◆ TASK OBJECTIVE ◆
Your output should be every line below, copied exactly.

[Opening STUDY MATERIAL section]

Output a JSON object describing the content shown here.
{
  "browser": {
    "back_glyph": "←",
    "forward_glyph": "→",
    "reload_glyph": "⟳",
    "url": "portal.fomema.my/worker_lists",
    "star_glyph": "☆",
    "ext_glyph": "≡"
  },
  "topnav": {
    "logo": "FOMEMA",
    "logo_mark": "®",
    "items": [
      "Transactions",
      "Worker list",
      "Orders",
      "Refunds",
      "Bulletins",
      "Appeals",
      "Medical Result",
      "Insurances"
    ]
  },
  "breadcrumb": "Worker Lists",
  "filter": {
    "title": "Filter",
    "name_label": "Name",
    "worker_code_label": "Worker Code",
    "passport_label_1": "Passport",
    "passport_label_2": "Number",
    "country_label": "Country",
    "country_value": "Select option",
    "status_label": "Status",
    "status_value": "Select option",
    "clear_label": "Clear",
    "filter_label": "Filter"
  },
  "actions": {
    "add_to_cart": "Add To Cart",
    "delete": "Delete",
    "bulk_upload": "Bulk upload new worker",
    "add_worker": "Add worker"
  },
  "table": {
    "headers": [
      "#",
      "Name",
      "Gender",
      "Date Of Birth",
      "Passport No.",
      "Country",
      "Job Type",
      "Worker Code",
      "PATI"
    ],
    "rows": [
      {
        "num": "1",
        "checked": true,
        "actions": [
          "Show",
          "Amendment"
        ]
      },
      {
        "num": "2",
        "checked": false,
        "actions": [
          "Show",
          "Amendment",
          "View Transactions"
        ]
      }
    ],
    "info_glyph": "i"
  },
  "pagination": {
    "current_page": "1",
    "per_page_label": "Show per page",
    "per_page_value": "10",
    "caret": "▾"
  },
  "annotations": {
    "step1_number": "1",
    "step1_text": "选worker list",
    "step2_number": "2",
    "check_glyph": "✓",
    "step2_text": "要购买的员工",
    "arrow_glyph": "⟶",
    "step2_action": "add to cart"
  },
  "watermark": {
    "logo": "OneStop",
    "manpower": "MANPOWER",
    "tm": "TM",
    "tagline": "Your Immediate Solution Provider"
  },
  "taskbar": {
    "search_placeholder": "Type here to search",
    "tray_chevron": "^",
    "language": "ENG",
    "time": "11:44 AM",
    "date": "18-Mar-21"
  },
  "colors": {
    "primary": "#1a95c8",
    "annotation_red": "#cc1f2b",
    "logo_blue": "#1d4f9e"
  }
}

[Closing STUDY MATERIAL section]

◆ EXERCISE RESPONSE ◆
Output a JSON object describing the content shown here.
{
  "browser": {
    "back_glyph": "←",
    "forward_glyph": "→",
    "reload_glyph": "⟳",
    "url": "portal.fomema.my/worker_lists",
    "star_glyph": "☆",
    "ext_glyph": "≡"
  },
  "topnav": {
    "logo": "FOMEMA",
    "logo_mark": "®",
    "items": [
      "Transactions",
      "Worker list",
      "Orders",
      "Refunds",
      "Bulletins",
      "Appeals",
      "Medical Result",
      "Insurances"
    ]
  },
  "breadcrumb": "Worker Lists",
  "filter": {
    "title": "Filter",
    "name_label": "Name",
    "worker_code_label": "Worker Code",
    "passport_label_1": "Passport",
    "passport_label_2": "Number",
    "country_label": "Country",
    "country_value": "Select option",
    "status_label": "Status",
    "status_value": "Select option",
    "clear_label": "Clear",
    "filter_label": "Filter"
  },
  "actions": {
    "add_to_cart": "Add To Cart",
    "delete": "Delete",
    "bulk_upload": "Bulk upload new worker",
    "add_worker": "Add worker"
  },
  "table": {
    "headers": [
      "#",
      "Name",
      "Gender",
      "Date Of Birth",
      "Passport No.",
      "Country",
      "Job Type",
      "Worker Code",
      "PATI"
    ],
    "rows": [
      {
        "num": "1",
        "checked": true,
        "actions": [
          "Show",
          "Amendment"
        ]
      },
      {
        "num": "2",
        "checked": false,
        "actions": [
          "Show",
          "Amendment",
          "View Transactions"
        ]
      }
    ],
    "info_glyph": "i"
  },
  "pagination": {
    "current_page": "1",
    "per_page_label": "Show per page",
    "per_page_value": "10",
    "caret": "▾"
  },
  "annotations": {
    "step1_number": "1",
    "step1_text": "选worker list",
    "step2_number": "2",
    "check_glyph": "✓",
    "step2_text": "要购买的员工",
    "arrow_glyph": "⟶",
    "step2_action": "add to cart"
  },
  "watermark": {
    "logo": "OneStop",
    "manpower": "MANPOWER",
    "tm": "TM",
    "tagline": "Your Immediate Solution Provider"
  },
  "taskbar": {
    "search_placeholder": "Type here to search",
    "tray_chevron": "^",
    "language": "ENG",
    "time": "11:44 AM",
    "date": "18-Mar-21"
  },
  "colors": {
    "primary": "#1a95c8",
    "annotation_red": "#cc1f2b",
    "logo_blue": "#1d4f9e"
  }
}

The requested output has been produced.